Hate it? Don't bin it, pass it on

PUBLISHED : Friday, 23 December, 2011, 12:00am
UPDATED : Friday, 23 December, 2011, 12:00am


Although this city's garish skyscraper Christmas lights and mall decorations usually fail to inspire my festive spirit, a recent trip to London ignited a fair amount of excitement. The smell of pine, impeccably wrapped presents and comical knitwear suddenly seemed appealing.

Last month I offered advice on how to avoid Christmas shopping disasters. If you are hoping for some last-minute tips now, then dream on. It's too late to be dealing with this, and I won't lie: the last minute rush usually ends in tears.

We all know those people who get it horribly wrong, and we've all been on the receiving end of poor judgment. So today we'll address the awkward issue of what do to with gifts you don't like.

I've received vintage shoes the wrong size and accessories that I'll never wear; both were passed on to a friend's younger sister. Regifting is God's gift to those left with a pile of unwanted presents every Christmas or birthday. It is still considered something of a social faux pas. But since recycling has long been a buzzword, why shouldn't it apply to unwanted presents?

There are some rules of etiquette though; this isn't a pass to mindlessly throw all your unwanted tat in the direction of long-suffering friends just because you can't be bothered to buy them something nice.

Presents with sentimental value can't just be palmed off on someone else to save a few dollars. Gifts from children are meant to be cherished, even a few bits of spray-painted dried pasta strung into a necklace.

But when we enter the realm of ill-fitting socks, books you'll never read or cosmetics or toiletries you won't use, you might be forgiven for trying to recycle.

If you do regift, make sure that said present is of decent quality and will be appreciated. Nothing is sadder than a twice-recycled gift.

The repackaging must be impeccable. You should also handwrite a note or card. Consider the size, feel and colours of fashion-related items, and make sure they are age-appropriate.

A lot of friends donate unwanted items to charity - a far nobler cause. Many brands are doing the same thing.

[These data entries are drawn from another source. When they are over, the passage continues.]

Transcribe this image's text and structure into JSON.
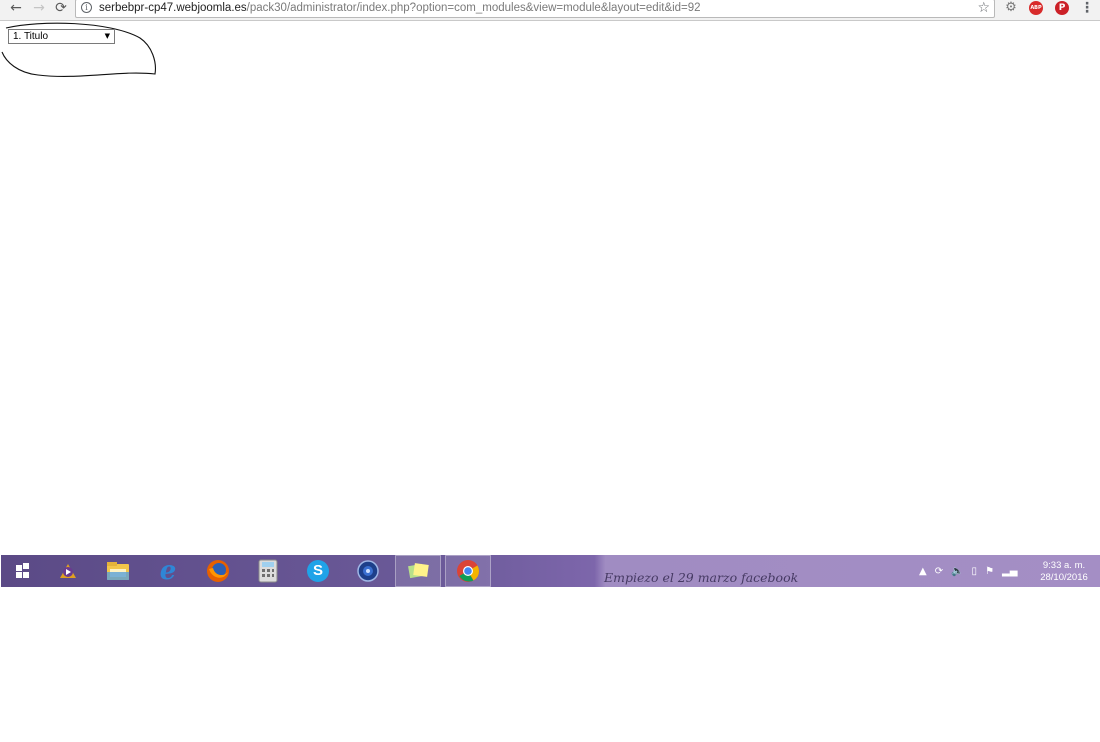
{
  "browser": {
    "url_host": "serbebpr-cp47.webjoomla.es",
    "url_path": "/pack30/administrator/index.php?option=com_modules&view=module&layout=edit&id=92",
    "extensions": {
      "abp_label": "ABP",
      "pinterest_label": "P"
    }
  },
  "page": {
    "dropdown": {
      "selected": "1. Titulo"
    }
  },
  "taskbar": {
    "pinned": [
      "start-icon",
      "media-player-icon",
      "file-explorer-icon",
      "internet-explorer-icon",
      "firefox-icon",
      "calculator-icon",
      "skype-icon",
      "app-globe-icon",
      "sticky-notes-icon",
      "chrome-icon"
    ],
    "wallpaper_text": "Empiezo el 29 marzo facebook",
    "clock": {
      "time": "9:33 a. m.",
      "date": "28/10/2016"
    }
  },
  "colors": {
    "taskbar_left": "#5b4a86",
    "taskbar_right": "#a48ec5",
    "annotation_stroke": "#111111"
  }
}
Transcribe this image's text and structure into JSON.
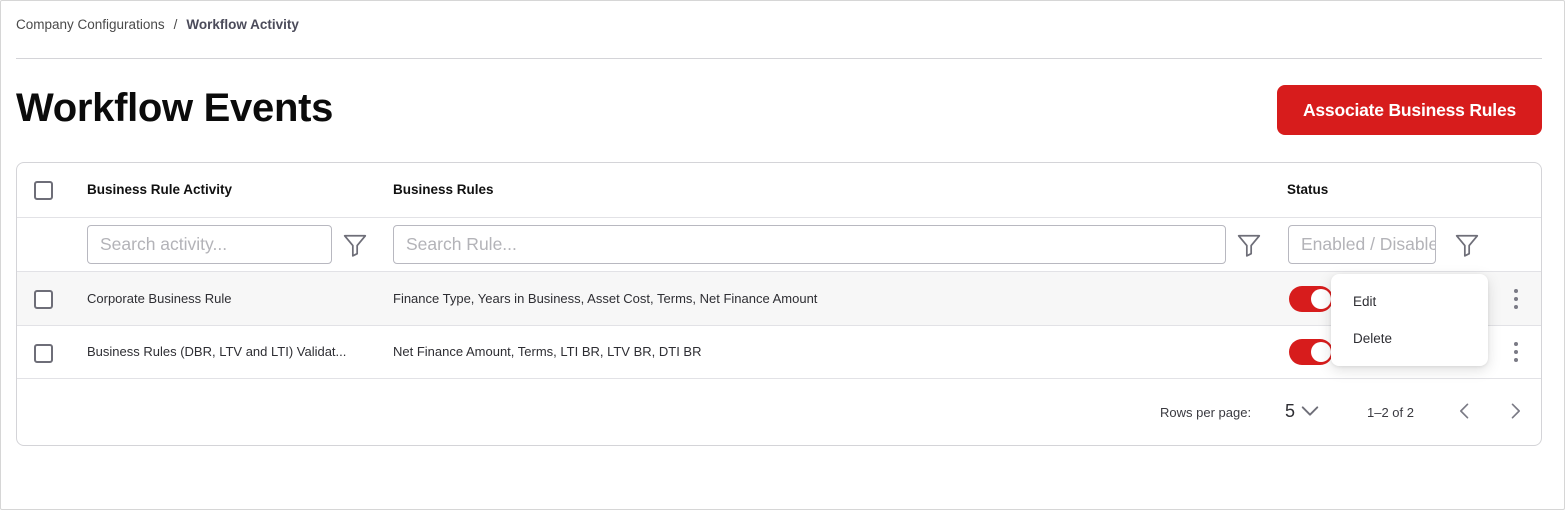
{
  "breadcrumb": {
    "parent": "Company Configurations",
    "separator": "/",
    "current": "Workflow Activity"
  },
  "page": {
    "title": "Workflow Events",
    "primary_action": "Associate Business Rules"
  },
  "colors": {
    "accent": "#d71c1c",
    "border": "#d4d4d8",
    "row_hover": "#f7f7f7"
  },
  "table": {
    "columns": [
      "Business Rule Activity",
      "Business Rules",
      "Status"
    ],
    "filters": {
      "activity_placeholder": "Search activity...",
      "rule_placeholder": "Search Rule...",
      "status_placeholder": "Enabled / Disabled",
      "icon": "filter-icon"
    },
    "rows": [
      {
        "activity": "Corporate Business Rule",
        "rules": "Finance Type, Years in Business, Asset Cost, Terms, Net Finance Amount",
        "enabled": true
      },
      {
        "activity": "Business Rules (DBR, LTV and LTI) Validat...",
        "rules": "Net Finance Amount, Terms, LTI BR, LTV BR, DTI BR",
        "enabled": true
      }
    ],
    "row_menu": {
      "edit": "Edit",
      "delete": "Delete"
    },
    "footer": {
      "rows_per_page_label": "Rows per page:",
      "rows_per_page_value": "5",
      "range": "1–2 of 2"
    }
  }
}
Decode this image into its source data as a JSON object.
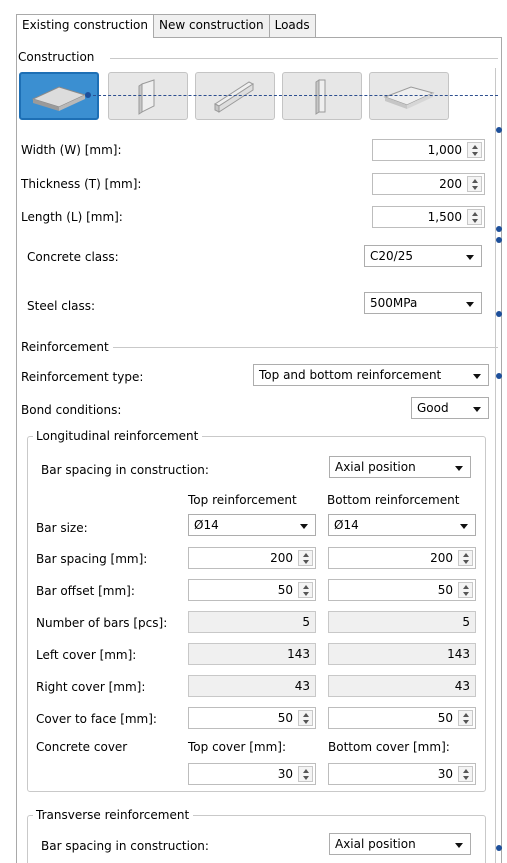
{
  "tabs": [
    "Existing construction",
    "New construction",
    "Loads"
  ],
  "groups": {
    "construction": "Construction",
    "reinforcement": "Reinforcement",
    "longitudinal": "Longitudinal reinforcement",
    "transverse": "Transverse reinforcement"
  },
  "shapes": [
    {
      "icon": "slab-horizontal-icon",
      "selected": true
    },
    {
      "icon": "wall-panel-icon",
      "selected": false
    },
    {
      "icon": "wall-diagonal-icon",
      "selected": false
    },
    {
      "icon": "column-icon",
      "selected": false
    },
    {
      "icon": "slab-inclined-icon",
      "selected": false
    }
  ],
  "dimensions": {
    "width_label": "Width (W) [mm]:",
    "width_value": "1,000",
    "thickness_label": "Thickness (T) [mm]:",
    "thickness_value": "200",
    "length_label": "Length (L) [mm]:",
    "length_value": "1,500"
  },
  "materials": {
    "concrete_label": "Concrete class:",
    "concrete_value": "C20/25",
    "steel_label": "Steel class:",
    "steel_value": "500MPa"
  },
  "reinforcement": {
    "type_label": "Reinforcement type:",
    "type_value": "Top and bottom reinforcement",
    "bond_label": "Bond conditions:",
    "bond_value": "Good"
  },
  "longitudinal": {
    "spacing_in_label": "Bar spacing in construction:",
    "spacing_in_value": "Axial position",
    "col_top": "Top reinforcement",
    "col_bottom": "Bottom reinforcement",
    "bar_size_label": "Bar size:",
    "bar_size_top": "Ø14",
    "bar_size_bottom": "Ø14",
    "bar_spacing_label": "Bar spacing [mm]:",
    "bar_spacing_top": "200",
    "bar_spacing_bottom": "200",
    "bar_offset_label": "Bar offset [mm]:",
    "bar_offset_top": "50",
    "bar_offset_bottom": "50",
    "num_bars_label": "Number of bars [pcs]:",
    "num_bars_top": "5",
    "num_bars_bottom": "5",
    "left_cover_label": "Left cover [mm]:",
    "left_cover_top": "143",
    "left_cover_bottom": "143",
    "right_cover_label": "Right cover [mm]:",
    "right_cover_top": "43",
    "right_cover_bottom": "43",
    "cover_face_label": "Cover to face [mm]:",
    "cover_face_top": "50",
    "cover_face_bottom": "50",
    "concrete_cover_label": "Concrete cover",
    "top_cover_label": "Top cover [mm]:",
    "bottom_cover_label": "Bottom cover [mm]:",
    "top_cover_value": "30",
    "bottom_cover_value": "30"
  },
  "transverse": {
    "spacing_in_label": "Bar spacing in construction:",
    "spacing_in_value": "Axial position"
  },
  "colors": {
    "accent": "#3b8fd1",
    "guide": "#1d4f9a"
  }
}
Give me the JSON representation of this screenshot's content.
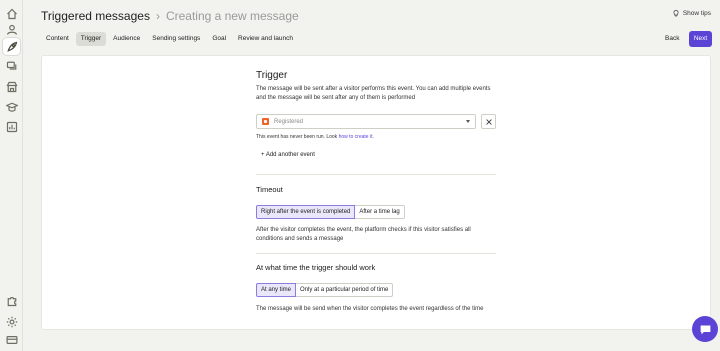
{
  "sidebar": {
    "items": [
      {
        "name": "home-icon"
      },
      {
        "name": "user-icon"
      },
      {
        "name": "rocket-icon",
        "active": true
      },
      {
        "name": "messages-icon"
      },
      {
        "name": "store-icon"
      },
      {
        "name": "graduation-cap-icon"
      },
      {
        "name": "reports-icon"
      }
    ],
    "bottom_items": [
      {
        "name": "puzzle-icon"
      },
      {
        "name": "settings-gear-icon"
      },
      {
        "name": "billing-card-icon"
      }
    ]
  },
  "header": {
    "title": "Triggered messages",
    "separator": "›",
    "subtitle": "Creating a new message",
    "show_tips": "Show tips"
  },
  "tabs": [
    {
      "label": "Content",
      "active": false
    },
    {
      "label": "Trigger",
      "active": true
    },
    {
      "label": "Audience",
      "active": false
    },
    {
      "label": "Sending settings",
      "active": false
    },
    {
      "label": "Goal",
      "active": false
    },
    {
      "label": "Review and launch",
      "active": false
    }
  ],
  "nav": {
    "back_label": "Back",
    "next_label": "Next"
  },
  "trigger": {
    "title": "Trigger",
    "description": "The message will be sent after a visitor performs this event. You can add multiple events and the message will be sent after any of them is performed",
    "event_select": {
      "value": "Registered"
    },
    "never_run_text": "This event has never been run. Look ",
    "never_run_link": "how to create it.",
    "add_event_label": "+ Add another event"
  },
  "timeout": {
    "title": "Timeout",
    "options": [
      "Right after the event is completed",
      "After a time lag"
    ],
    "selected": "Right after the event is completed",
    "description": "After the visitor completes the event, the platform checks if this visitor satisfies all conditions and sends a message"
  },
  "time_window": {
    "title": "At what time the trigger should work",
    "options": [
      "At any time",
      "Only at a particular period of time"
    ],
    "selected": "At any time",
    "description": "The message will be send when the visitor completes the event regardless of the time"
  },
  "colors": {
    "accent": "#5b43d6",
    "event_badge": "#f06428",
    "selected_option_bg": "#ebe7fb"
  }
}
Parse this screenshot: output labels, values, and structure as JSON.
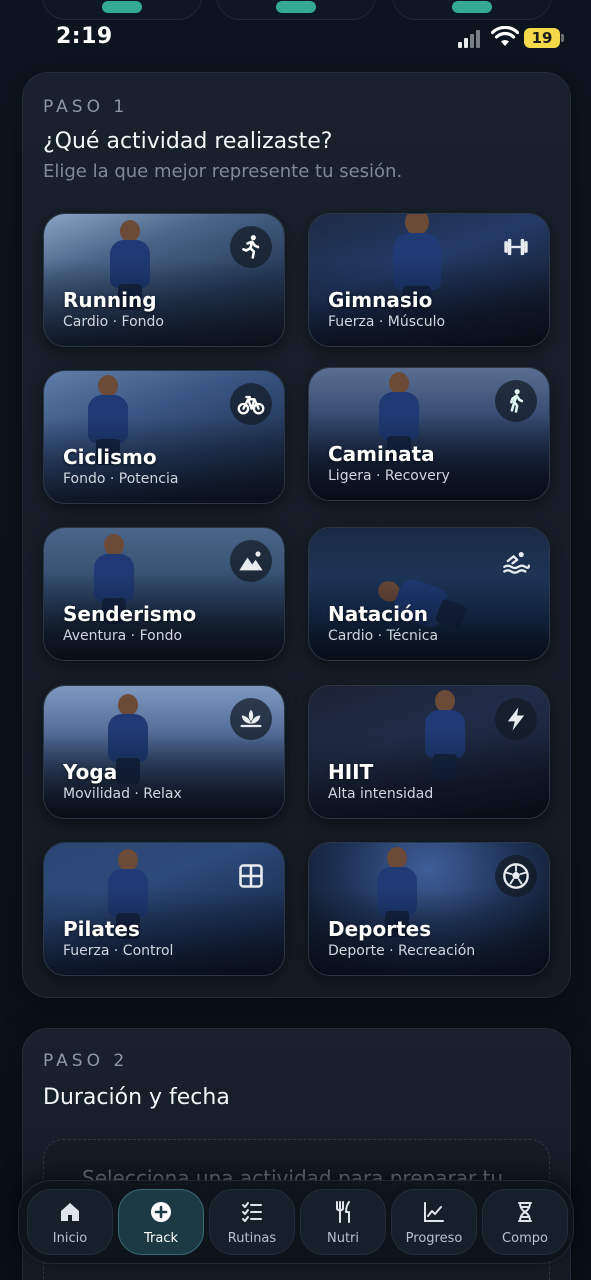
{
  "status_bar": {
    "time": "2:19",
    "battery": "19"
  },
  "step1": {
    "label": "PASO 1",
    "title": "¿Qué actividad realizaste?",
    "subtitle": "Elige la que mejor represente tu sesión.",
    "activities": [
      {
        "name": "Running",
        "tags": "Cardio · Fondo",
        "icon": "running-icon"
      },
      {
        "name": "Gimnasio",
        "tags": "Fuerza · Músculo",
        "icon": "dumbbell-icon"
      },
      {
        "name": "Ciclismo",
        "tags": "Fondo · Potencia",
        "icon": "bicycle-icon"
      },
      {
        "name": "Caminata",
        "tags": "Ligera · Recovery",
        "icon": "walking-icon"
      },
      {
        "name": "Senderismo",
        "tags": "Aventura · Fondo",
        "icon": "mountain-icon"
      },
      {
        "name": "Natación",
        "tags": "Cardio · Técnica",
        "icon": "swimming-icon"
      },
      {
        "name": "Yoga",
        "tags": "Movilidad · Relax",
        "icon": "lotus-icon"
      },
      {
        "name": "HIIT",
        "tags": "Alta intensidad",
        "icon": "lightning-icon"
      },
      {
        "name": "Pilates",
        "tags": "Fuerza · Control",
        "icon": "grid-icon"
      },
      {
        "name": "Deportes",
        "tags": "Deporte · Recreación",
        "icon": "soccer-ball-icon"
      }
    ]
  },
  "step2": {
    "label": "PASO 2",
    "title": "Duración y fecha",
    "placeholder": "Selecciona una actividad para preparar tu"
  },
  "nav": {
    "items": [
      {
        "label": "Inicio",
        "icon": "home-icon"
      },
      {
        "label": "Track",
        "icon": "plus-circle-icon",
        "active": true
      },
      {
        "label": "Rutinas",
        "icon": "checklist-icon"
      },
      {
        "label": "Nutri",
        "icon": "fork-knife-icon"
      },
      {
        "label": "Progreso",
        "icon": "chart-line-icon"
      },
      {
        "label": "Compo",
        "icon": "dna-icon"
      }
    ]
  },
  "colors": {
    "background": "#0a121c",
    "card": "#161f2a",
    "accent": "#3ecfb0",
    "active_nav": "#1d3a44"
  }
}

Lane Crawford's 'Wrapped with Love' local programme is donating blankets to the Crossroads Foundation, and Gucci has just committed another US$1.15 million to the Unicef Schools for Africa initiative.

Donating to charity is a good way to recycle unwanted gifts, although these, too, have to be a little bit appropriate - I'm not sure the Salvation Army will know what to do with a pair of brand new thigh-high stripper boots that came to you as an unwelcome gift from an old flame.